Retype all of the entries that appear below, keeping them exactly as they are.

EXTRACTED INFORMATION:
--- START ---
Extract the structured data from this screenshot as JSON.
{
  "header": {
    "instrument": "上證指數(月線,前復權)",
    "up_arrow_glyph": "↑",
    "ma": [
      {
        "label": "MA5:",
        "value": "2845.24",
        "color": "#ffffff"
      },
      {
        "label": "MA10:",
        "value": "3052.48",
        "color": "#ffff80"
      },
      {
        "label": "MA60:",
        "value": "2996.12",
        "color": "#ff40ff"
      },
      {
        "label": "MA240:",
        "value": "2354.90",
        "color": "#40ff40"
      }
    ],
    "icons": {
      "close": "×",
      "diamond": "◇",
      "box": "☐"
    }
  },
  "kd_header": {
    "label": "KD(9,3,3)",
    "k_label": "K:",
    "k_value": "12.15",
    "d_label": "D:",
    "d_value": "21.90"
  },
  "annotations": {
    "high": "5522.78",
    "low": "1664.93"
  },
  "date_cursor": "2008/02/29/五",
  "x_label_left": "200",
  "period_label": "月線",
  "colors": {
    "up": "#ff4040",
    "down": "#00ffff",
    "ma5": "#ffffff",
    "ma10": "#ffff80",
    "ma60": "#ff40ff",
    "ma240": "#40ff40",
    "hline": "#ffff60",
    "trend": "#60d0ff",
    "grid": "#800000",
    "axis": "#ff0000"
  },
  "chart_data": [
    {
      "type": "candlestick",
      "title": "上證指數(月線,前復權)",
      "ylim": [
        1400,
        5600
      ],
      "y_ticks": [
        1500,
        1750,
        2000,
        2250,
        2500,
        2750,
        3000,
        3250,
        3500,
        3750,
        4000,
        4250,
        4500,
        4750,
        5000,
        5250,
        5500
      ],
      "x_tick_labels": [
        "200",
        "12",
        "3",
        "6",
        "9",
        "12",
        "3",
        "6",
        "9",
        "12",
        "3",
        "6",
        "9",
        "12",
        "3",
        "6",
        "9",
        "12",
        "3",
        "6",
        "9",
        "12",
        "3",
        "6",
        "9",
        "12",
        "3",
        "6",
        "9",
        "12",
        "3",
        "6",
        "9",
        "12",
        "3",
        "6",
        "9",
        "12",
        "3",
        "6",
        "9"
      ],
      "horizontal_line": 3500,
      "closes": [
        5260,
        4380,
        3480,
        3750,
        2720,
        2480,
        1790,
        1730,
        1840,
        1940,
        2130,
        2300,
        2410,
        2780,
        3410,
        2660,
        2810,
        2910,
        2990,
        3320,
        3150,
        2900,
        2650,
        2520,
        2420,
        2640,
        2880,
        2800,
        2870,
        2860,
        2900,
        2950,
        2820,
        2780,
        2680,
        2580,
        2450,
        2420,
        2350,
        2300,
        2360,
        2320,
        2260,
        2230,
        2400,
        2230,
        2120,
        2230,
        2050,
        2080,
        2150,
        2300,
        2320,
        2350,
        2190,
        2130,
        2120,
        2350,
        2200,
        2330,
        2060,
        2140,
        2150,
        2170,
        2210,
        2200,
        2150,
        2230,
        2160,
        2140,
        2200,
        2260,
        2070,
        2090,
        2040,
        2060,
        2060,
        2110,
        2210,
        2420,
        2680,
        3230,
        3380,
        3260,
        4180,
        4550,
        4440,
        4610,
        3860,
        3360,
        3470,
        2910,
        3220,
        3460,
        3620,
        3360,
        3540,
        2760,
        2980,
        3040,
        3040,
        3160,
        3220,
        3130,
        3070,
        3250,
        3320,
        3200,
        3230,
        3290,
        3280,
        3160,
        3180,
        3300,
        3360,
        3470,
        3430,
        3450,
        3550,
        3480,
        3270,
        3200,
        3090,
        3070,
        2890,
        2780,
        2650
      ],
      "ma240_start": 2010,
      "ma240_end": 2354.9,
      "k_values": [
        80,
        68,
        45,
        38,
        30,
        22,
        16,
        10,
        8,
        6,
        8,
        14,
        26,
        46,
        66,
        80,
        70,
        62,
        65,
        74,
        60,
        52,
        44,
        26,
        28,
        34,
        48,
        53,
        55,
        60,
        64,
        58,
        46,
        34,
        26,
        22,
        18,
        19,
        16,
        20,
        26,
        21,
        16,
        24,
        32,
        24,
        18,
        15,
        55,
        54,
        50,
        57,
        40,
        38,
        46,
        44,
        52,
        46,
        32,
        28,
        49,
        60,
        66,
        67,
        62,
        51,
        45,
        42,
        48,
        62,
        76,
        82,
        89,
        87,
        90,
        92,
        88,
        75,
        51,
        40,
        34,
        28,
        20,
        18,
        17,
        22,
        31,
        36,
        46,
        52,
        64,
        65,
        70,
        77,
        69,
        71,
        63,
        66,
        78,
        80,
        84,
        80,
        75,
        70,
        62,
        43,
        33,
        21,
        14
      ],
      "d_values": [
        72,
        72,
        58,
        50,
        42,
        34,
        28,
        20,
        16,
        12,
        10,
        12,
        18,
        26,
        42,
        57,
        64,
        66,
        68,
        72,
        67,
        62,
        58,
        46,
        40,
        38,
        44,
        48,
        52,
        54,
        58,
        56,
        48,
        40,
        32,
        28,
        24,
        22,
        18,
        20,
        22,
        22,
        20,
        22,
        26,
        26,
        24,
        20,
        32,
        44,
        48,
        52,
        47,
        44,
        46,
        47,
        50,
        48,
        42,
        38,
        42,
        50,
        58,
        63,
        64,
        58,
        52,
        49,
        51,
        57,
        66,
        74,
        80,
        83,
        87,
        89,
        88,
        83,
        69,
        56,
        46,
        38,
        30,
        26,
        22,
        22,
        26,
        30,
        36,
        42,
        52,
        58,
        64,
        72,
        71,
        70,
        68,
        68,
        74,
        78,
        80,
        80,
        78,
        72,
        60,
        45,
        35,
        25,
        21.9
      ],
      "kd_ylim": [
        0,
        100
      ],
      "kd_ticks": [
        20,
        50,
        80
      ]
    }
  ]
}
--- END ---
WRITTEN RESPONSE:
Extract the structured data from this screenshot as JSON.
{
  "header": {
    "instrument": "上證指數(月線,前復權)",
    "up_arrow_glyph": "↑",
    "ma": [
      {
        "label": "MA5:",
        "value": "2845.24",
        "color": "#ffffff"
      },
      {
        "label": "MA10:",
        "value": "3052.48",
        "color": "#ffff80"
      },
      {
        "label": "MA60:",
        "value": "2996.12",
        "color": "#ff40ff"
      },
      {
        "label": "MA240:",
        "value": "2354.90",
        "color": "#40ff40"
      }
    ],
    "icons": {
      "close": "×",
      "diamond": "◇",
      "box": "☐"
    }
  },
  "kd_header": {
    "label": "KD(9,3,3)",
    "k_label": "K:",
    "k_value": "12.15",
    "d_label": "D:",
    "d_value": "21.90"
  },
  "annotations": {
    "high": "5522.78",
    "low": "1664.93"
  },
  "date_cursor": "2008/02/29/五",
  "x_label_left": "200",
  "period_label": "月線",
  "colors": {
    "up": "#ff4040",
    "down": "#00ffff",
    "ma5": "#ffffff",
    "ma10": "#ffff80",
    "ma60": "#ff40ff",
    "ma240": "#40ff40",
    "hline": "#ffff60",
    "trend": "#60d0ff",
    "grid": "#800000",
    "axis": "#ff0000"
  },
  "chart_data": [
    {
      "type": "candlestick",
      "title": "上證指數(月線,前復權)",
      "ylim": [
        1400,
        5600
      ],
      "y_ticks": [
        1500,
        1750,
        2000,
        2250,
        2500,
        2750,
        3000,
        3250,
        3500,
        3750,
        4000,
        4250,
        4500,
        4750,
        5000,
        5250,
        5500
      ],
      "x_tick_labels": [
        "200",
        "12",
        "3",
        "6",
        "9",
        "12",
        "3",
        "6",
        "9",
        "12",
        "3",
        "6",
        "9",
        "12",
        "3",
        "6",
        "9",
        "12",
        "3",
        "6",
        "9",
        "12",
        "3",
        "6",
        "9",
        "12",
        "3",
        "6",
        "9",
        "12",
        "3",
        "6",
        "9",
        "12",
        "3",
        "6",
        "9",
        "12",
        "3",
        "6",
        "9"
      ],
      "horizontal_line": 3500,
      "closes": [
        5260,
        4380,
        3480,
        3750,
        2720,
        2480,
        1790,
        1730,
        1840,
        1940,
        2130,
        2300,
        2410,
        2780,
        3410,
        2660,
        2810,
        2910,
        2990,
        3320,
        3150,
        2900,
        2650,
        2520,
        2420,
        2640,
        2880,
        2800,
        2870,
        2860,
        2900,
        2950,
        2820,
        2780,
        2680,
        2580,
        2450,
        2420,
        2350,
        2300,
        2360,
        2320,
        2260,
        2230,
        2400,
        2230,
        2120,
        2230,
        2050,
        2080,
        2150,
        2300,
        2320,
        2350,
        2190,
        2130,
        2120,
        2350,
        2200,
        2330,
        2060,
        2140,
        2150,
        2170,
        2210,
        2200,
        2150,
        2230,
        2160,
        2140,
        2200,
        2260,
        2070,
        2090,
        2040,
        2060,
        2060,
        2110,
        2210,
        2420,
        2680,
        3230,
        3380,
        3260,
        4180,
        4550,
        4440,
        4610,
        3860,
        3360,
        3470,
        2910,
        3220,
        3460,
        3620,
        3360,
        3540,
        2760,
        2980,
        3040,
        3040,
        3160,
        3220,
        3130,
        3070,
        3250,
        3320,
        3200,
        3230,
        3290,
        3280,
        3160,
        3180,
        3300,
        3360,
        3470,
        3430,
        3450,
        3550,
        3480,
        3270,
        3200,
        3090,
        3070,
        2890,
        2780,
        2650
      ],
      "ma240_start": 2010,
      "ma240_end": 2354.9,
      "k_values": [
        80,
        68,
        45,
        38,
        30,
        22,
        16,
        10,
        8,
        6,
        8,
        14,
        26,
        46,
        66,
        80,
        70,
        62,
        65,
        74,
        60,
        52,
        44,
        26,
        28,
        34,
        48,
        53,
        55,
        60,
        64,
        58,
        46,
        34,
        26,
        22,
        18,
        19,
        16,
        20,
        26,
        21,
        16,
        24,
        32,
        24,
        18,
        15,
        55,
        54,
        50,
        57,
        40,
        38,
        46,
        44,
        52,
        46,
        32,
        28,
        49,
        60,
        66,
        67,
        62,
        51,
        45,
        42,
        48,
        62,
        76,
        82,
        89,
        87,
        90,
        92,
        88,
        75,
        51,
        40,
        34,
        28,
        20,
        18,
        17,
        22,
        31,
        36,
        46,
        52,
        64,
        65,
        70,
        77,
        69,
        71,
        63,
        66,
        78,
        80,
        84,
        80,
        75,
        70,
        62,
        43,
        33,
        21,
        14
      ],
      "d_values": [
        72,
        72,
        58,
        50,
        42,
        34,
        28,
        20,
        16,
        12,
        10,
        12,
        18,
        26,
        42,
        57,
        64,
        66,
        68,
        72,
        67,
        62,
        58,
        46,
        40,
        38,
        44,
        48,
        52,
        54,
        58,
        56,
        48,
        40,
        32,
        28,
        24,
        22,
        18,
        20,
        22,
        22,
        20,
        22,
        26,
        26,
        24,
        20,
        32,
        44,
        48,
        52,
        47,
        44,
        46,
        47,
        50,
        48,
        42,
        38,
        42,
        50,
        58,
        63,
        64,
        58,
        52,
        49,
        51,
        57,
        66,
        74,
        80,
        83,
        87,
        89,
        88,
        83,
        69,
        56,
        46,
        38,
        30,
        26,
        22,
        22,
        26,
        30,
        36,
        42,
        52,
        58,
        64,
        72,
        71,
        70,
        68,
        68,
        74,
        78,
        80,
        80,
        78,
        72,
        60,
        45,
        35,
        25,
        21.9
      ],
      "kd_ylim": [
        0,
        100
      ],
      "kd_ticks": [
        20,
        50,
        80
      ]
    }
  ]
}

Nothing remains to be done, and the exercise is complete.